With the bitter cold blowing across the Midwest, The Milk Bank offers a few suggestions on breastfeeding during colder months and the presence of illness.

Germs and sickness can be on the rise throughout winter temperatures, which is why it’s important for moms to offer breast milk as much as they are able – even if lactating mothers are sick, their breast milk helps build up much-needed germ resistance that is passed on to babies.


1.  Layer Up!
Make sure to follow winter weather advisory warnings. If you must go out of the house, keep baby warm by dressing him appropriately – layer a onesie with a sweater or other garment. Don’t forget hats, socks and mittens! This article from the American Academy of Pediatrics is helpful in determining how to keep baby safe and warm while traveling in a car seat.

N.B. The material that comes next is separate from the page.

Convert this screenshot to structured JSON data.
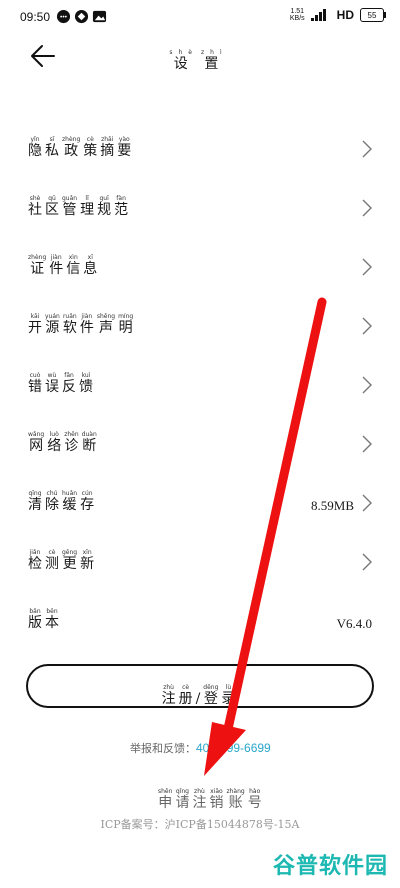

Consider adding layers to your own clothing to stay warm while breastfeeding. Many clothing companies offer accessible options for lactating mothers. Skin-to-skin contact is still beneficial for baby during colder months. Wrap yourselves in blankets to keep each other warm.

2.  Massage Yourself
Keep your breasts warm and loose to prevent milk duct clogs or inflammation. Gently massage your breasts to ease the flow of milk, and avoid tight or restrictive clothing layers. Browse these tips for plugged ducts and mastitis at kellymom.com.

3.  Check on Medications
If you need to take medications, vitamins or mineral supplements to combat an illness while breastfeeding, check with your doctor or pharmacist to make sure they are safe for baby. The Milk Bank’s medication list can be more limiting, so please check with us if you’re donating breast milk. We can help you determine if the milk stored during the time of medicinal use will be accepted for donation and pasteurizing. (Make sure to label your bags appropriately and keep track of dates!)

4.  Wash your Hands
It might seem like a no-brainer, but adequate washing of hands is one of the best ways to prevent the spread of germs. Chances are, you’re not doing it enough or as thoroughly as needed. Follow these five steps from the Center for Disease Control & Prevention (CDC).

5.  Clean your Pump
If you are storing breast milk by pumping, it is imperative to keep your pump and its parts clean to avoid contamination, regardless of the time of year. (Contact us if you’re a milk donor and you’d like us to send microwave sanitizing bags to you at no cost!) To clean your breast pump, follow these recommended guidelines from the CDC.

Are you an active donor mother? Let us know if you or someone in your family is fighting an illness, so that we can guide you through the best process for donating milk during this time.

Hunker down, rest up, and enjoy the coziness that winter months can bring to your family!